observer.jpgTwo weeks after The New York Observer‘s top editor Tom McGeveran announced that he was leaving the paper at the end of the year to work on some mysterious new venture, the pub’s executive editor Josh Benson has said he will be leaving as well.

Politico reports that Benson will also be leaving The Observer by the end of the year to join McGeveran in his new project, although details about it remain unclear. (We can’t wait to find out what it is.)

As Michael Calderone points out, much of the old guard has changed at the Jared Kushner-owned paper this year, with longtime editor Peter Kaplan‘s departure in May and layoffs in June. Last week, Kushner named former Portfolio editor Kyle Pope to the top editor spot, replacing McGeveran.

NYO exec editor Benson leaving –Politico

Earlier: Former Portfolio Editor To Lead Observer

Former Portfolio Editor To Lead Observer

observer.jpgFormer Portfolio top editor Kyle Pope has been picked to take over the reins of The New York Observer from interim editor Tom McGeveran, owner Jared Kushner announced yesterday.

The announcement comes just a week after McGeveran announced that he would be stepping down from his post at the paper, which he as held since longtime editor Peter Kaplan left the pub in May. Pope will be starting at The Observer on Monday, and will work side-by-side with McGeveren for a few weeks to ensure a smooth transition. The December 9 issue will be Pope’s first as editor.

Pope most recently worked as one of two top editors at Condé Nast‘s business glossy until it folded earlier this year. He started his career at The Wall Street Journal, where he won a Pulitzer Prize as part of the paper’s team covering September 11. Pope has also worked as a freelance contributor for The Los Angeles Times and The New York Times.

Kyle Pope Is The New Editor Of The ObserverThe New York Observer

Earlier: Observer Loses Another Editor
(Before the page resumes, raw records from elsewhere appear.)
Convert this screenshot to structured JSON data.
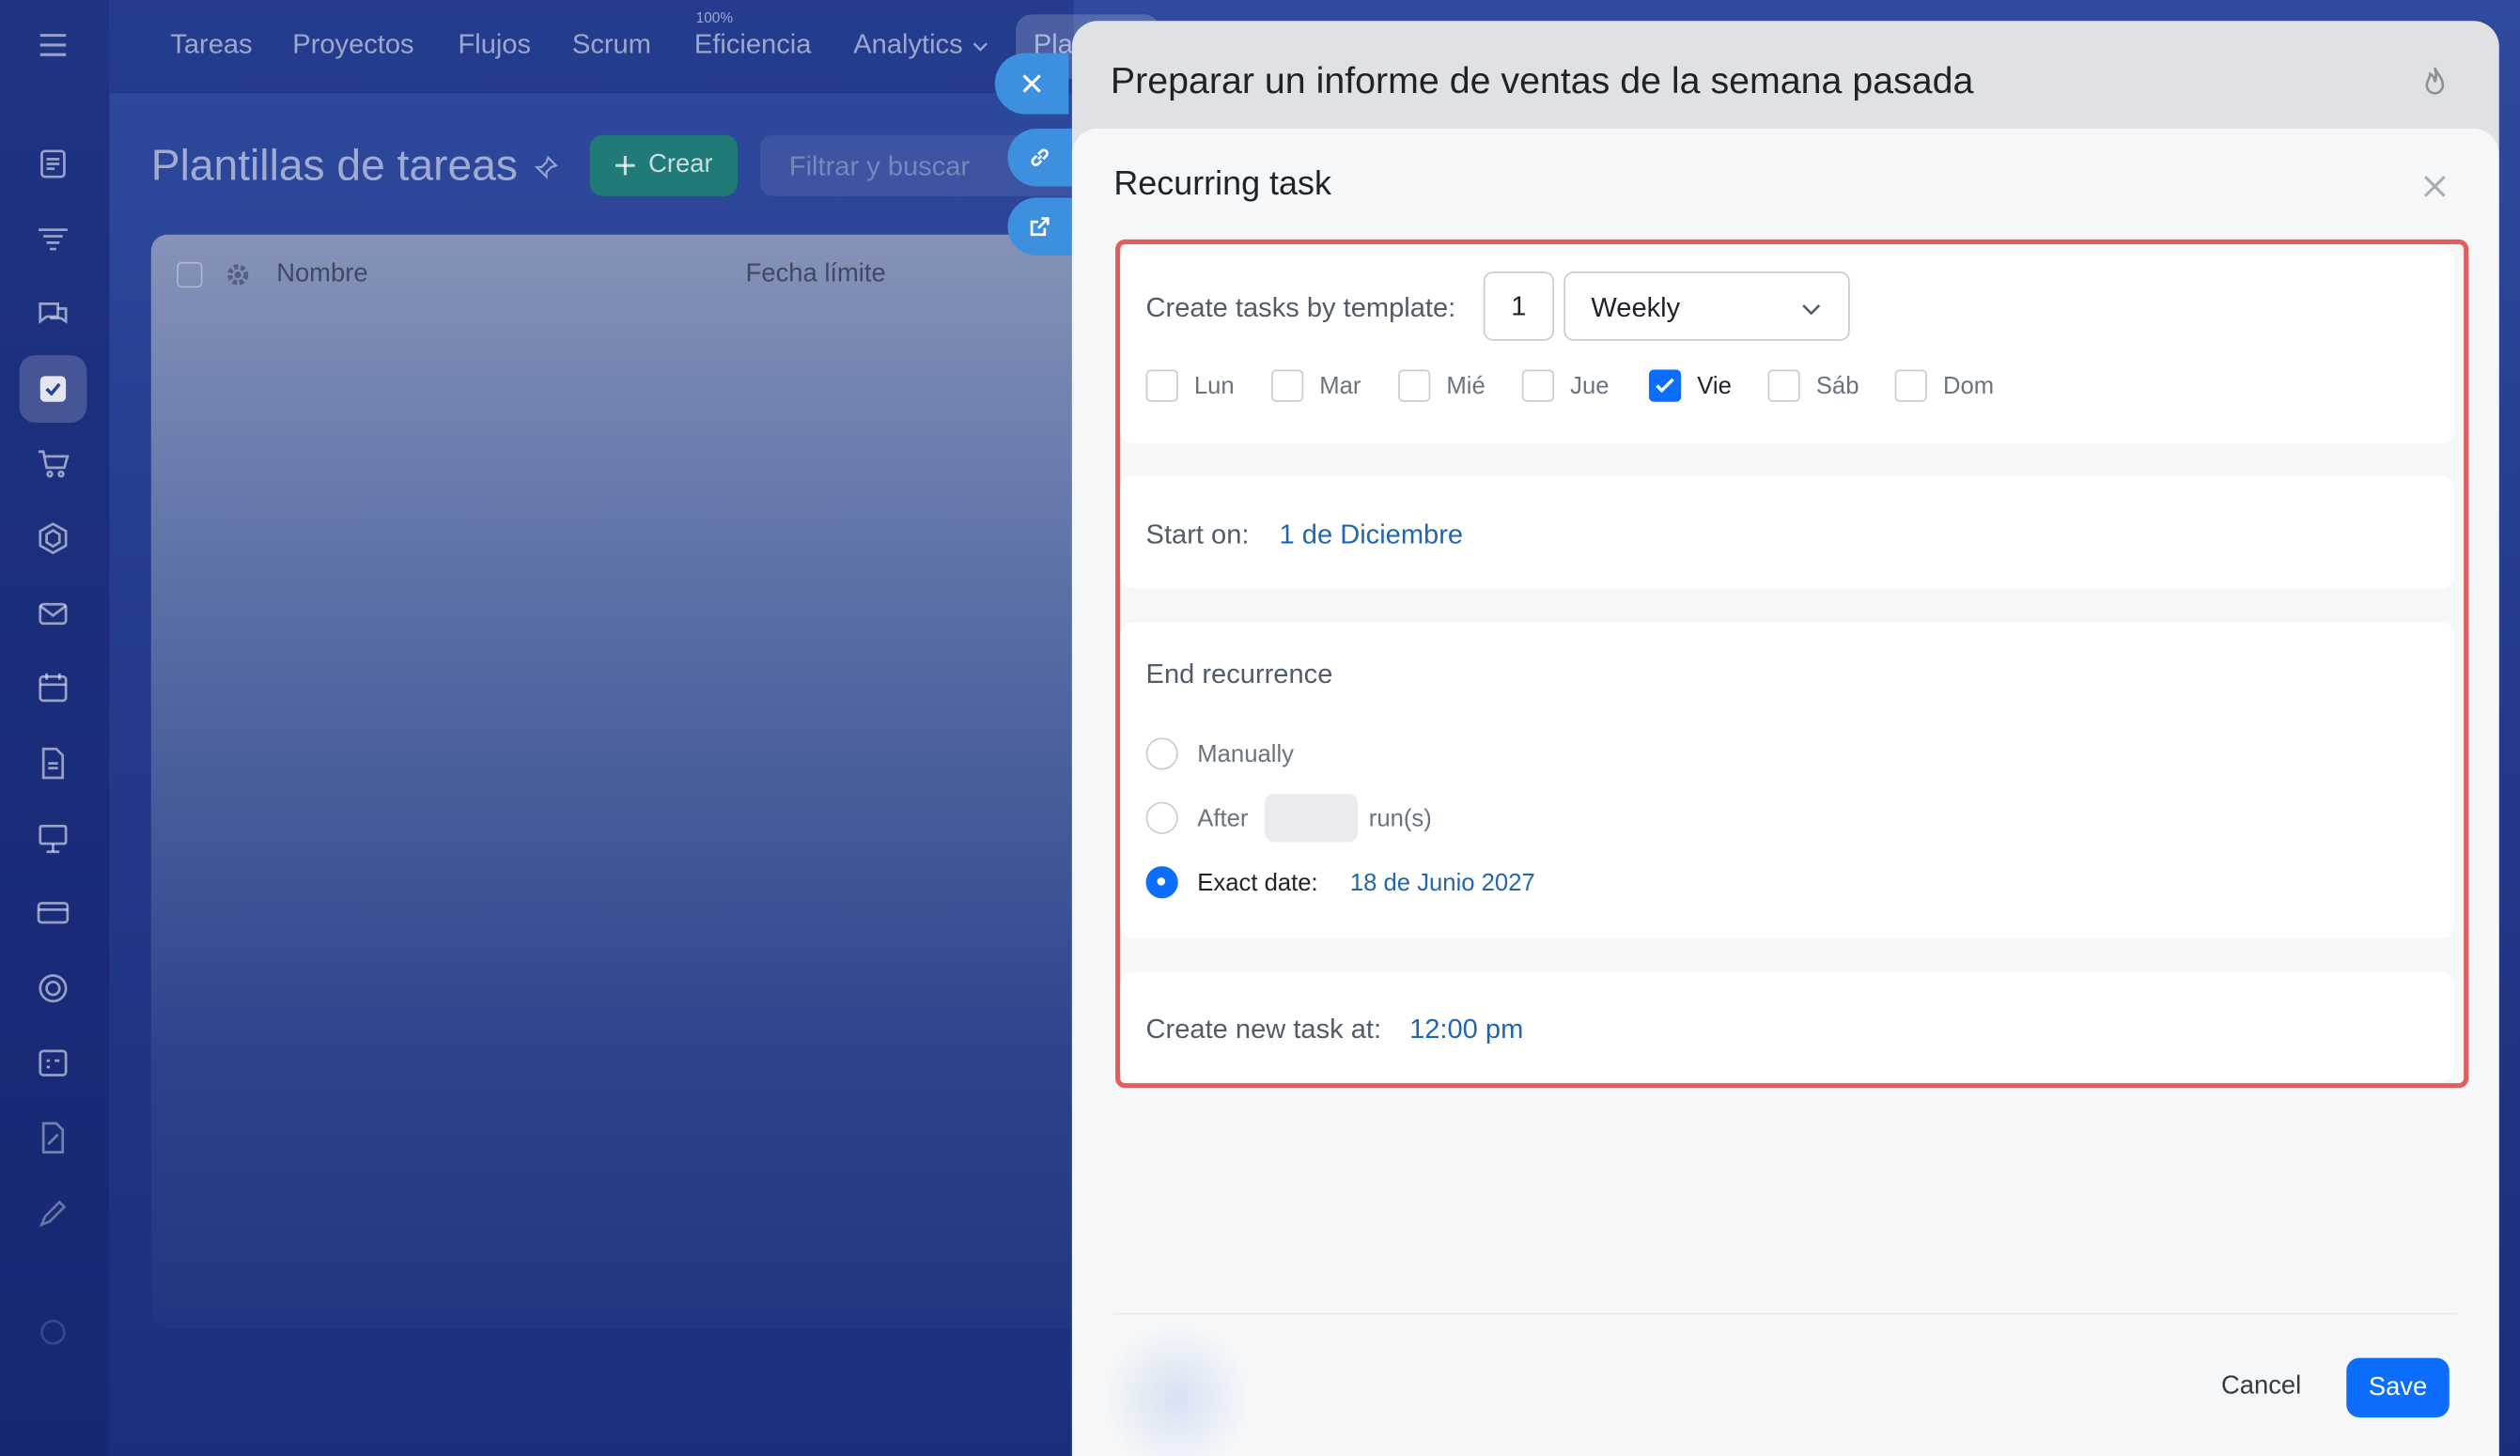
{
  "topnav": {
    "items": [
      "Tareas",
      "Proyectos",
      "Flujos",
      "Scrum",
      "Eficiencia",
      "Analytics"
    ],
    "efficiency_badge": "100%",
    "partial_tab": "Pla"
  },
  "page": {
    "title": "Plantillas de tareas",
    "create_label": "Crear",
    "search_placeholder": "Filtrar y buscar",
    "columns": [
      "Nombre",
      "Fecha límite"
    ]
  },
  "slider": {
    "task_title": "Preparar un informe de ventas de la semana pasada"
  },
  "dialog": {
    "title": "Recurring task",
    "repeat": {
      "label": "Create tasks by template:",
      "interval": "1",
      "period": "Weekly",
      "days": [
        {
          "label": "Lun",
          "checked": false
        },
        {
          "label": "Mar",
          "checked": false
        },
        {
          "label": "Mié",
          "checked": false
        },
        {
          "label": "Jue",
          "checked": false
        },
        {
          "label": "Vie",
          "checked": true
        },
        {
          "label": "Sáb",
          "checked": false
        },
        {
          "label": "Dom",
          "checked": false
        }
      ]
    },
    "start": {
      "label": "Start on:",
      "value": "1 de Diciembre"
    },
    "end": {
      "heading": "End recurrence",
      "manually_label": "Manually",
      "after_label": "After",
      "runs_label": "run(s)",
      "exact_label": "Exact date:",
      "exact_value": "18 de Junio 2027",
      "selected": "exact"
    },
    "time": {
      "label": "Create new task at:",
      "value": "12:00 pm"
    },
    "cancel_label": "Cancel",
    "save_label": "Save"
  },
  "colors": {
    "accent": "#0d6efd",
    "link": "#2067b0",
    "highlight_frame": "#e45d5d"
  }
}
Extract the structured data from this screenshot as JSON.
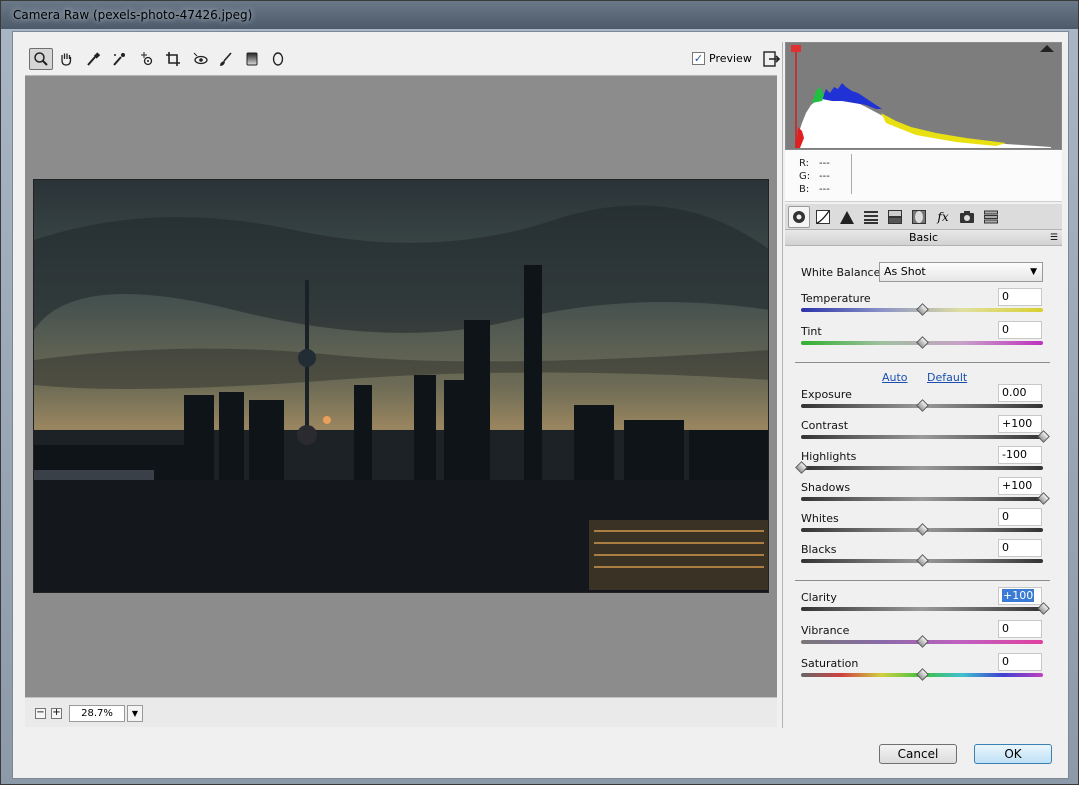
{
  "window": {
    "title": "Camera Raw (pexels-photo-47426.jpeg)"
  },
  "toolbar": {
    "preview_label": "Preview",
    "preview_checked": "✓"
  },
  "tools": [
    "zoom-tool",
    "hand-tool",
    "white-balance-tool",
    "color-sampler-tool",
    "targeted-adjustment-tool",
    "crop-tool",
    "red-eye-tool",
    "adjustment-brush-tool",
    "graduated-filter-tool",
    "radial-filter-tool"
  ],
  "zoom": {
    "value": "28.7%",
    "minus": "−",
    "plus": "+"
  },
  "histogram": {
    "r_label": "R:",
    "g_label": "G:",
    "b_label": "B:",
    "r_value": "---",
    "g_value": "---",
    "b_value": "---"
  },
  "panel": {
    "title": "Basic",
    "menu": "☰"
  },
  "basic": {
    "white_balance": {
      "label": "White Balance:",
      "value": "As Shot"
    },
    "auto": "Auto",
    "default": "Default",
    "sliders": [
      {
        "id": "temperature",
        "label": "Temperature",
        "value": "0",
        "pos": 0.5
      },
      {
        "id": "tint",
        "label": "Tint",
        "value": "0",
        "pos": 0.5
      },
      {
        "id": "exposure",
        "label": "Exposure",
        "value": "0.00",
        "pos": 0.5
      },
      {
        "id": "contrast",
        "label": "Contrast",
        "value": "+100",
        "pos": 1.0
      },
      {
        "id": "highlights",
        "label": "Highlights",
        "value": "-100",
        "pos": 0.0
      },
      {
        "id": "shadows",
        "label": "Shadows",
        "value": "+100",
        "pos": 1.0
      },
      {
        "id": "whites",
        "label": "Whites",
        "value": "0",
        "pos": 0.5
      },
      {
        "id": "blacks",
        "label": "Blacks",
        "value": "0",
        "pos": 0.5
      },
      {
        "id": "clarity",
        "label": "Clarity",
        "value": "+100",
        "pos": 1.0
      },
      {
        "id": "vibrance",
        "label": "Vibrance",
        "value": "0",
        "pos": 0.5
      },
      {
        "id": "saturation",
        "label": "Saturation",
        "value": "0",
        "pos": 0.5
      }
    ]
  },
  "buttons": {
    "cancel": "Cancel",
    "ok": "OK"
  }
}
Observer Loses Another Editor

observer.jpgFive months after taking over as editor at The New York Observer, Tom McGeveran told his staff today that he will be leaving the paper at the end of the year.

After a meeting with staff this morning, McGeveran fired off a memo that spoke about what he loved most about his time as editor — the media industry coverage — and what he had worked to build: reworking the Culture section and the Transom and launching a new real estate trade pub. The whole breaking story has been dutifully covered by his own paper, which he pledges to leave in good shape:

“I’ll be here until Dec. 31, and I’ve chosen to stay till then so that I can help the Observer find the right successor and make sure that he or she has everything needed to continue to make this paper a success. After that, I’ll be starting work on a new venture I’ve been concocting for some time now.”

His departure does not bode well for the Observer. Its owner, newlywed Jared Kushner, has publicly lamented the fact that the paper doesn’t make money, and there have been rumors for quite some time that he may be trying to dump the pub. With no editor to lead the charge, does the Observer stand a chance?

Tom McGeveran Is Leaving The Observer